Michael Bird, a minister in Australia, tells about a well-known American preacher who gave some advice to an Australian congregation.
He said, “Don’t tell people about the cross, it doesn’t work. That’s why the Franklin Graham crusades are no longer effective. Just tell them that God loves them and has a plan for them.”
The crux of his advice was that “The message of a crucified Jew is ridiculous to the modern mind… So move on to something better. A crucified Messiah is stupid, but promise them prosperity, give them emotional experiences, provide them with self-esteem – then you’ll fill the pews.” Continue reading
Crosses. You see them everywhere. On houses of worship. On grave markers. As ornate pieces of jewelry worn as a necklace, bracelet or even earrings.
We celebrate the cross. We glamorize it. We even romanticize it. We all know what it means. It’s the symbol of Christianity. It represents salvation. It reminds us of Jesus. Continue reading
During the Communion service, to help fix my mind on Jesus, I like to read the accounts of Christ’s crucifixion.
One Sunday I was reading John’s account and came upon a verse I hadn’t noticed before. I was stunned. Shocked. Startled. Continue reading

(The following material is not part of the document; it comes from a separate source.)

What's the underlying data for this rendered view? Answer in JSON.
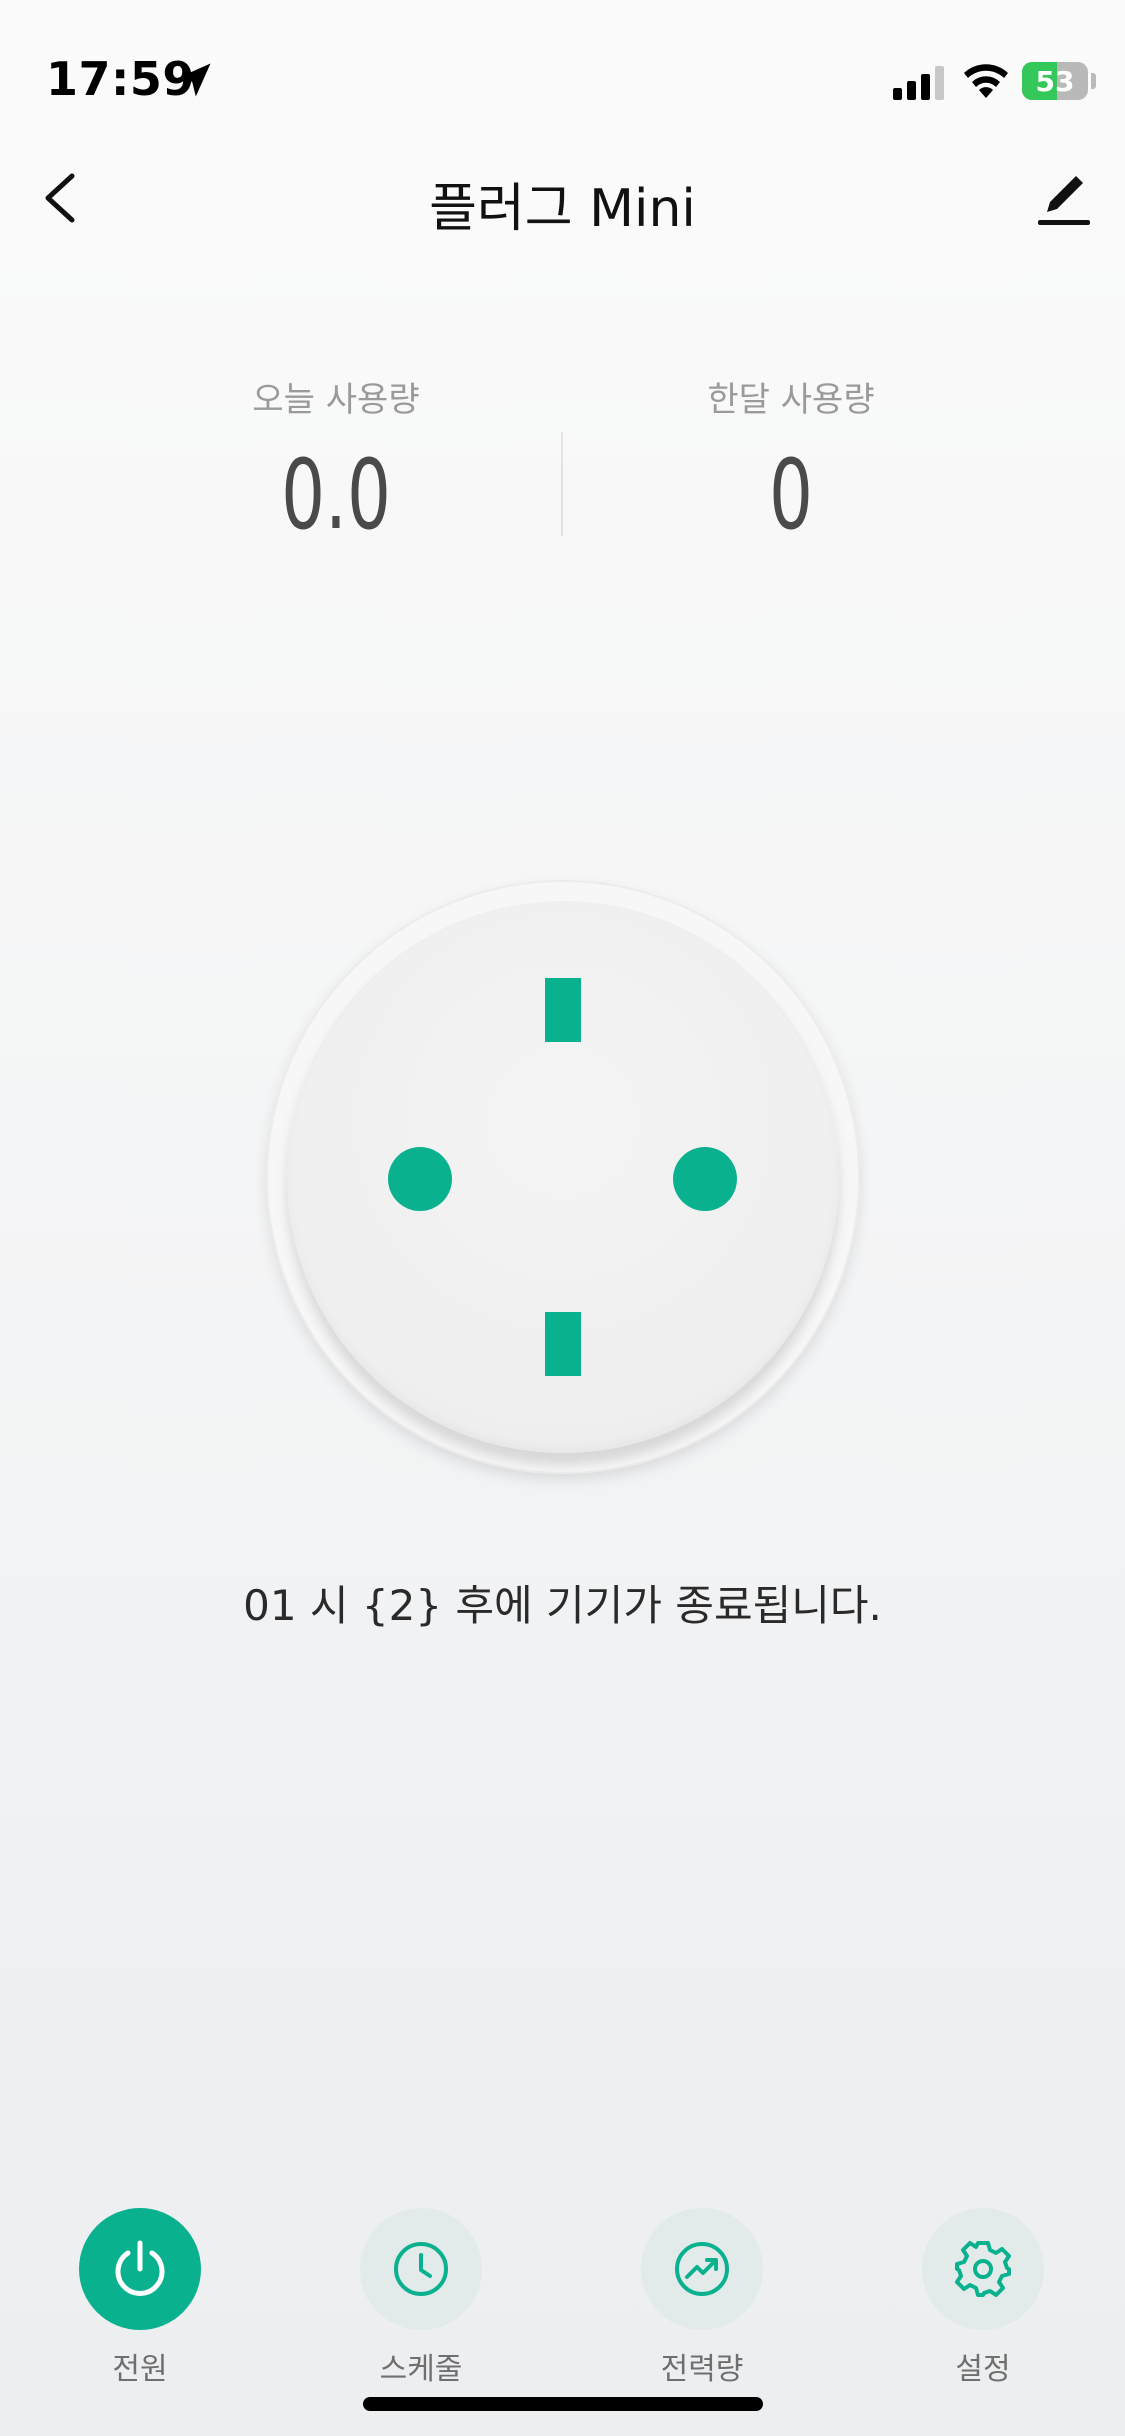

My calendar says today is “Good Friday.” The NYSE will be closed for “Good Friday.” Many schools will out for “Good Friday.” Christendom celebrates today as “Good Friday.”
Personally, I’ve always thought speaking of the day Jesus was unmercifully crucified on Calvary as “Good Friday” seemed a little strange. Of course, the expression “Good Friday is not used in the Bible. So, what is its origin? Continue reading
“Why did my Savior come to earth?” asks J.G. Dailey in his famous hymn.
“Why did He choose a lowly birth?”
“Why did He drink the bitter cup of sorrow, pain and woe?”
“Why on the cross be lifted up?” Continue reading
S. M. Lockridge (1913-2000) was a prominent African-American preacher known for his dynamic, passionate, and fervent sermons. His most famous sermon was “He’s my King.” Several years ago author and speaker Tony Campolo was so impressed by Lockridge’s lesson on “It’s Friday. But Sunday’s Coming!” that he began to deliver the lesson himself and even wrote a book with that title.
Two years ago we began a Friday column under that heading. Since we have so many new readers I would like to share again a part of that famous sermon by Lockridge. But first a brief explanation. Continue reading
Have you ever felt like everyone was against you?
Your spouse was discontented. Distant. And disengaged. Your kids seemed sullen and angry. Your boss was demanding. Impossible to please. A friend betrayed you. Others turned on you. No one listened. Or understood. Or seemed to care. People who lauded and praised you a few days ago now turn on you with a spiteful venom. Those who hailed you as great now want your hide. Continue reading
The supper has ended. Jesus has washed the disciples feet. He identifies His betrayer. And Judas has left the gathering and gone out into the night.
As they walk from the upper room and journey toward the Gethsemane’s garden, the disciples minds are racing with questions. Their hearts are troubled. There seems to be a sense of foreboding. Jesus, of course, knows their perplexing thoughts. He says, “Let not your hearts be troubled.” Continue reading
Legendary football Coach Lou Holtz was in his first season at Arkansas.
The #6 Razorbacks were playing the #2 Oklahoma Sooners in the 1978 Orange Bowl. Both teams were 10-1, yet Arkansas was an 18-point underdog. But then Holtz suspended three top players for violation of team rules. Now Arkansas was a 24-point underdog!
Following the suspensions, the press was livid. 12 Arkansas players threatened not to play. But Holtz didn’t back down. Continue reading
The Conscience Fund. It’s real. You can check it out. It’s used for voluntary contributions from people who have stolen from or defrauded the US Government. It was created in 1811 when a private citizen sent a check for $5.00 saying he had “misappropriated government funds while serving as a quartermaster in the Army.” He said he felt guilty.
“Suppose we call this a contribution to the conscience fund and get it announced in the newspapers,” suggested Treasury Secretary Francis Spinner. “Perhaps we will get some more.”
In the first twenty years the fund received $250,000. Here are some interesting contributions. Continue reading